Queerhana was born in Tel Aviv as spontaneous free parties, out in the streets, in public parks and underground passages. Starting from 2001, the parties were organized by a loose collective, and grew into a social community. Political tensions and violence were frequent, as usual in Israel/Palestine. Yet it was in this landscape that a utopian carnival spirit took shape…
The story of Queerhana will sound familiar to subcultural ears – a story of a dedicated group with a vision and a mission, to change their weekends and their little worlds, and maybe a little more than just that. Their collective efforts are put into self-organised, non-commercial events, with a drive to rise above the unspoken oppression and enslavement that is modern day life. The break from the permitted and legal spaces allowed for leisure – the outdoors, squats or public spaces – positions the joyfulness of these gatherings as a form of resistance.
This book was inspired by that kind of memorable subcultural experiences: watching a pink sunrise high at a desert rave with a group of close friends. Illegal street party fucking up the whole perception of how the streets can be experienced and the kind of chaos a random Friday afternoon could escalate into. Or a solidary action to support communities affected by racism and discrimination. Each to their own “Temporary Autonomous Zones”. As temporary islands beyond the reality of social divide and alienation, these kind of experiences enable another kind of human connection, and an experience of something more real than could ever be offered to us by the world of work-leisure-consumption.
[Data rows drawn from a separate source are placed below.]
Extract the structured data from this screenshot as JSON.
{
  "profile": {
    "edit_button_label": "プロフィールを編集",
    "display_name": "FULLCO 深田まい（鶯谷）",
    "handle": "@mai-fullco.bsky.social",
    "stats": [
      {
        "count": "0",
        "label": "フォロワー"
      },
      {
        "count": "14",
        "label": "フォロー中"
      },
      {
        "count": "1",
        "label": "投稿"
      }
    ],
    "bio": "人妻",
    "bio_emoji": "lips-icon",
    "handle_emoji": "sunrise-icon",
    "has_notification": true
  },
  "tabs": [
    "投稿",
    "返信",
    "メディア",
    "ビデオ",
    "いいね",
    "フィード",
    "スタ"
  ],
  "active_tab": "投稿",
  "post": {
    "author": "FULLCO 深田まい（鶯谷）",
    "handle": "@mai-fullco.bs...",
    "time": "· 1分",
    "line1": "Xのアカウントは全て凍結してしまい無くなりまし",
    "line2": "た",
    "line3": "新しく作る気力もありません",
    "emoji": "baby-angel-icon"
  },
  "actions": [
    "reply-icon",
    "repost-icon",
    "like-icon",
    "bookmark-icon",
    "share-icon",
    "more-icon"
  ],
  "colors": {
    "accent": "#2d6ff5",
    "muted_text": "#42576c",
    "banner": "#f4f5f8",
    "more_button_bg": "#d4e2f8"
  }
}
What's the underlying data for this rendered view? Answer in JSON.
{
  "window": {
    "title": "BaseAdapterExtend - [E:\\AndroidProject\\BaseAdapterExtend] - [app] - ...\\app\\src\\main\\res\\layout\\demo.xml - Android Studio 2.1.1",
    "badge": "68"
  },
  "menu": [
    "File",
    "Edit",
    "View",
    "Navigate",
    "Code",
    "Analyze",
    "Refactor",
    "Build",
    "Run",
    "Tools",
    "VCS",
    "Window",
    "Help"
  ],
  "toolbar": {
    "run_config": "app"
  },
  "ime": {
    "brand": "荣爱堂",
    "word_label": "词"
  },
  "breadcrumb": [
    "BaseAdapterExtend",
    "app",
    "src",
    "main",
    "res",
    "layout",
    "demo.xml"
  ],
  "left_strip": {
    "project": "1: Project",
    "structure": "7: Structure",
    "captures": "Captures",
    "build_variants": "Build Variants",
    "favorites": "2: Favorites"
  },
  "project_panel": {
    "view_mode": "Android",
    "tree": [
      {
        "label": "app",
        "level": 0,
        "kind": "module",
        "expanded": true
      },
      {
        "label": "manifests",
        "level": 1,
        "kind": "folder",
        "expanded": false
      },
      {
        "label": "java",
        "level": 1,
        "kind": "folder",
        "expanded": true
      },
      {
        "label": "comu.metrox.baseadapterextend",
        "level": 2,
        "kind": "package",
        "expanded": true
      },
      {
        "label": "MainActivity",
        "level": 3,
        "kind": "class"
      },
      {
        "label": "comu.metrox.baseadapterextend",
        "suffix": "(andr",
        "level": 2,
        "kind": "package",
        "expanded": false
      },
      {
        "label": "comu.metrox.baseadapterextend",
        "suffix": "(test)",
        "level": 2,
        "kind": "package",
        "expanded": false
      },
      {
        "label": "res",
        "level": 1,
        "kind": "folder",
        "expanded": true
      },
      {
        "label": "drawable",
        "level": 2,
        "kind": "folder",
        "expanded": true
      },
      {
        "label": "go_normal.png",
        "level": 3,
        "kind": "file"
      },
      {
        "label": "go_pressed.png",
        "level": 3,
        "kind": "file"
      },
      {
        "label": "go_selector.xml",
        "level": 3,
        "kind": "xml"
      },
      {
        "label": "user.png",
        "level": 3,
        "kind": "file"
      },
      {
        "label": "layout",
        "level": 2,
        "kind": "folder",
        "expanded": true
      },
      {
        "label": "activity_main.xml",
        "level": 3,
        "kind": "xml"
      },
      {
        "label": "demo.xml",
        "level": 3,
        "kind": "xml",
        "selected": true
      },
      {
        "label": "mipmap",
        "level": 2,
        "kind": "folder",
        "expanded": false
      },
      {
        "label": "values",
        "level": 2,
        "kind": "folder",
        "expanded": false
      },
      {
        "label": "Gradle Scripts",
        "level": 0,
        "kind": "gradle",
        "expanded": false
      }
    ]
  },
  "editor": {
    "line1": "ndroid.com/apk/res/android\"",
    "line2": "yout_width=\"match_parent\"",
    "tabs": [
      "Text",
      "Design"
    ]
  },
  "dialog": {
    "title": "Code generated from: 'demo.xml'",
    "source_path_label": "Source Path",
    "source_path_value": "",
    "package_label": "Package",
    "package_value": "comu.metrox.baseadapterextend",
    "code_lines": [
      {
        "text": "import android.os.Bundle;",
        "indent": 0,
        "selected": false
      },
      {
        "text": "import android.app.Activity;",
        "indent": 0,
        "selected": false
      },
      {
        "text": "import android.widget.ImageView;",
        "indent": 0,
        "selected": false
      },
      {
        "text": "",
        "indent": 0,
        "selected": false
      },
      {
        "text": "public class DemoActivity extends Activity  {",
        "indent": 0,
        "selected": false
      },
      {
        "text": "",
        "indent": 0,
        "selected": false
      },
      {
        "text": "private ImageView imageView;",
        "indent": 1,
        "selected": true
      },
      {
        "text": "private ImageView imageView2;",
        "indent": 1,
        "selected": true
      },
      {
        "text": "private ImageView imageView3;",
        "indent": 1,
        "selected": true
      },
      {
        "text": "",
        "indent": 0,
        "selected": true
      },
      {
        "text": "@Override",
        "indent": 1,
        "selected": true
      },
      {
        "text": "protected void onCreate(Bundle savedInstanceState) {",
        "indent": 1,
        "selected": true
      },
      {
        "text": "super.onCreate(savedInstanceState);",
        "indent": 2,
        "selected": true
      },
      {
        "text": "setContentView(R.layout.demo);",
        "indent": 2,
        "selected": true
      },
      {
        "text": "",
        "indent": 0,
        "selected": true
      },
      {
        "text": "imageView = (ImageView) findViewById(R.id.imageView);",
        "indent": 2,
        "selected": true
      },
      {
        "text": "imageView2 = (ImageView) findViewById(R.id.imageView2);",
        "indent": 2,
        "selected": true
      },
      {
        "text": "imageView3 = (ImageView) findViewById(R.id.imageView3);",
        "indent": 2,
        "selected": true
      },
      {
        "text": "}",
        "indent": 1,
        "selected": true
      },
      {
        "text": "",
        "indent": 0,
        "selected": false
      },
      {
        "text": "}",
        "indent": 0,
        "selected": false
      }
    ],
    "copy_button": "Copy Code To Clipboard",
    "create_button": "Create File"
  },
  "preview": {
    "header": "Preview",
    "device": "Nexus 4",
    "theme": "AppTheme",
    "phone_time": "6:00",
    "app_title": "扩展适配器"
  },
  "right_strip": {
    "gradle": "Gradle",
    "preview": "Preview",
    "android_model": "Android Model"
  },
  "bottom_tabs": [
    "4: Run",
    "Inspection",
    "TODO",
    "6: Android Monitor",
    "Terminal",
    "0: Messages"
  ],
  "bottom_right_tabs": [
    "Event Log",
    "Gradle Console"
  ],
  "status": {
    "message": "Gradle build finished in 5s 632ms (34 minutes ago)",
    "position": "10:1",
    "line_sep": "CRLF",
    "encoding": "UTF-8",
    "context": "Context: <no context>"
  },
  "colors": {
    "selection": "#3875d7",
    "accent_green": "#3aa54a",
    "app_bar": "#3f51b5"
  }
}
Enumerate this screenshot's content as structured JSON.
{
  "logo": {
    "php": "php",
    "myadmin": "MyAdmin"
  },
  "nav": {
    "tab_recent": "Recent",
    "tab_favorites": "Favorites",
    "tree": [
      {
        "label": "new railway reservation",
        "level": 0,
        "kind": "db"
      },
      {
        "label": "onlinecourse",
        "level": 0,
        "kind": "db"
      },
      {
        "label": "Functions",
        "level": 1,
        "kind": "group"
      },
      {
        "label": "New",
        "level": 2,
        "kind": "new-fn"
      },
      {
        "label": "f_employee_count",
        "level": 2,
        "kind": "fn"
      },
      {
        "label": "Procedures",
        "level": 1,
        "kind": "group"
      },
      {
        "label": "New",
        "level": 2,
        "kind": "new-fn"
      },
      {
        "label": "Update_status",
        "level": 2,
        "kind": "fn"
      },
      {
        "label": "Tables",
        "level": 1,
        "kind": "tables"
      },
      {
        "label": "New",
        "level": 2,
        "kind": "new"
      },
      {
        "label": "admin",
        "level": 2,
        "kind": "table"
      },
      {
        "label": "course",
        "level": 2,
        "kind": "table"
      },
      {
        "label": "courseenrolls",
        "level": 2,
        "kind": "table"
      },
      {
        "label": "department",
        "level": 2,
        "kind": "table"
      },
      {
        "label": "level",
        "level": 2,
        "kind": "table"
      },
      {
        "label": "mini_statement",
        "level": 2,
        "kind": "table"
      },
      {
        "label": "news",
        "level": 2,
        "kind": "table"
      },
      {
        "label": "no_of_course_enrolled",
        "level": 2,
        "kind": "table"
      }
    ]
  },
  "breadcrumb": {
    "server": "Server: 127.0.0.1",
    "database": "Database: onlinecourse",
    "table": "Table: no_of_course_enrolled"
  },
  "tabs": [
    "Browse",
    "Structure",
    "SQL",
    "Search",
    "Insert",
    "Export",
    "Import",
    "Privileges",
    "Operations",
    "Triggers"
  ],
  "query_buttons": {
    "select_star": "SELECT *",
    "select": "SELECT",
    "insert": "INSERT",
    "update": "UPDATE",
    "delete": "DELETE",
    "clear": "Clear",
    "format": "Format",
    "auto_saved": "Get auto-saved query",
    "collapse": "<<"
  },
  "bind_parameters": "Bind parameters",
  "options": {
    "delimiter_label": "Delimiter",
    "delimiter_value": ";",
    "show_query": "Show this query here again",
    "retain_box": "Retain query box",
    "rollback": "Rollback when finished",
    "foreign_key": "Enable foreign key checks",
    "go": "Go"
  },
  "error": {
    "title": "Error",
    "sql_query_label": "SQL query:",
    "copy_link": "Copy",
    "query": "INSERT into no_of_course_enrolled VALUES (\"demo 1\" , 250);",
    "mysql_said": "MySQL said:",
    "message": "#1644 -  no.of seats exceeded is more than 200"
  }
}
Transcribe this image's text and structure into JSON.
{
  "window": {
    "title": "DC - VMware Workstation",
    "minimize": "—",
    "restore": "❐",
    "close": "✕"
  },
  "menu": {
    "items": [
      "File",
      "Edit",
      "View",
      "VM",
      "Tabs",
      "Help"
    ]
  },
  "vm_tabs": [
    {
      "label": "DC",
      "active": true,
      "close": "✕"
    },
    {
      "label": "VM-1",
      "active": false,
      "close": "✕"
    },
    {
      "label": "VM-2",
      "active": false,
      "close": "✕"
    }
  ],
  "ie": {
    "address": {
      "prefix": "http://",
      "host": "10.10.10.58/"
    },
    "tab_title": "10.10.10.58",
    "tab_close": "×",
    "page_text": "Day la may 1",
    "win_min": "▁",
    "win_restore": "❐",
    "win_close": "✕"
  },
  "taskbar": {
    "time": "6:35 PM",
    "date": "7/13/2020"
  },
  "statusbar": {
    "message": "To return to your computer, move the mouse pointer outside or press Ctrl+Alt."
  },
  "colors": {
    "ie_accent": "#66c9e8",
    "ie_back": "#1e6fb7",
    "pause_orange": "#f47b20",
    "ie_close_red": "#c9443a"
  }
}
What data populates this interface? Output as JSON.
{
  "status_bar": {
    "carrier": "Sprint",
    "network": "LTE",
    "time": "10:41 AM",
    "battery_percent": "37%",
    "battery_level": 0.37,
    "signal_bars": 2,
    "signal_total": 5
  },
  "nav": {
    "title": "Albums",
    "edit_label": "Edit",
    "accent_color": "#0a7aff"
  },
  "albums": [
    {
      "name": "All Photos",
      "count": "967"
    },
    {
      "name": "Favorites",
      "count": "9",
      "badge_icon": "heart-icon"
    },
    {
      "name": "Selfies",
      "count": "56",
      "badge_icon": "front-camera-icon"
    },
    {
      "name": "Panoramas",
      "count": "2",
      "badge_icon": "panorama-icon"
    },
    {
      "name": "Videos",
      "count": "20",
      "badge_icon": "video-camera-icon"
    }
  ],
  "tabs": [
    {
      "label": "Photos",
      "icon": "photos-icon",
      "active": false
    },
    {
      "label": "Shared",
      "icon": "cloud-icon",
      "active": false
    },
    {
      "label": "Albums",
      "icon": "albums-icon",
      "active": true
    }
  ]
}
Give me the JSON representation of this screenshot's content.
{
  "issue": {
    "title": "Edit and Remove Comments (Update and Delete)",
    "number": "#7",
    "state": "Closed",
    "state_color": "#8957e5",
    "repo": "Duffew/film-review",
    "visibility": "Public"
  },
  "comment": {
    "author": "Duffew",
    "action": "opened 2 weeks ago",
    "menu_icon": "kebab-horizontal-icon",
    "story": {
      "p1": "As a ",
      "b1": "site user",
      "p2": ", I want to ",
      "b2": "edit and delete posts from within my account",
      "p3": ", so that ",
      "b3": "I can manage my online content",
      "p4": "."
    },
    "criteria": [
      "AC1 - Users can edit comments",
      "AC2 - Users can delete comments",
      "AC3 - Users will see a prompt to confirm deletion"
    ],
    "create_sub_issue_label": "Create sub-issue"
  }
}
The self-organised approach resonates the ideas of British punk band Crass, who initiated the anarcho/peace-punk movement of the 1980s, with the idea of creating a concrete foundation of independent cultural production and living outside of the capitalist system. They lived together in a commune, printed their own record covers and supported squats and community centers. Their “anarchy and peace” message and practice resonated with our own feelings when starting Queerhana, of rage and a drive to create positive change. The illegal rave scene in the 1990s was a mutation of that peace-punk spirit – the free party scene in the UK, as well as the trance nature parties in Israel, transformed punk’s rage into a pirate party culture. Persecuted consistently by the authorities, who obviously had some intuitive understanding of the rebellious essence of raves.
The events of Queerhana came to exist at the point when those raves were starting to miss something. They were still fun, but that fun did not reflect or approve of the insane political reality that was forming around us, as well as social issues like homophobia and gender trouble. And so Queerhana was born – in a cross-pollination process of western subculture and queer ideas, and the local Middle Eastern cultures and troubled reality. Queerhana opened up a new space with its actions, its territories usually marked by dayglo pink ribbons and parts of broken dolls, within them formed what felt like lasting/temporary alternative free realities. The messages were expressed in the parties in humorous, grotesque manners, through drag, music, video projections and and theme parties.
The approach and tactics used by Queerhana evoke the ancient practice of the Carnival. The carnival, as Russian thinker Mikhail Bakhtin described it, carries a particular subversive wisdom which is rooted as far back as in the ancient world. It is a moment in which everything is permitted, a happening on the border between life and art, a form of life shaped by the principles of playfulness, the elimination of any hierarchy and an intense sense of unity. participants in the carnival feel they are part of an “utopian collective body”, where life is lived as festive. It is not to be seen as a hedonist escape from “true” reality – but rather an expression of a more desirable form of being and potential. These principles can be recognised for instance in modern music festivals, in raves and mass protest movements.
This book explores the different experiences Queerhana generated in its members lives. Yossi Lampel writes about the birth moments of Queerhana, at the street parties of Allenbeach, where the sound system is locked inside a cage and the DJ is hidden in a bomb shelter. Ambar Rogea meets Queerhana as a student in search of ways to bypass the fake life offered to her, when new challenging dimensions open up. Samira Saraya finds a place in Queerhana where she can be a lesbian and a Palestinian, feminine and masculine at once, without all this threatening anyone. Moran Rosenthal deals with the angle of gender playfulness and drag performance, and how it serves as a healing practice for the trauma of binary gender divide. Sami Zibak tells of the moment he crosses the border between Jaffa and Tel Aviv, and meets for the first time men in skirts and women with moustaches. Liora Lopian recalls the collective shock of a violent police raid at the Queerifada party. Tamara Schreiber takes us back to the party under the bridge, where dancing is mutiny. Romm Lewkowicz outlines the change from the politics of queer seduction to the politics of identities, and what we lost on the way. Avner Rogel embarks on an academic essay which follows the clues left behind by Queerhana in terms of ideas of queer temporality and better possible futures. And Lila Lilith travels back to the time before monotheism to the roots of queer practice in the Holy Land.
Photography by Asaf Evron, Shay Ben Efraim, ActiveStills, Oren Ziv, Boaz Y, Yael Meiri
By Bosque Utopico – Extracted from the foreword to Queerhana: Utopia Now! available here
Author account for the Good Trouble hive-mind.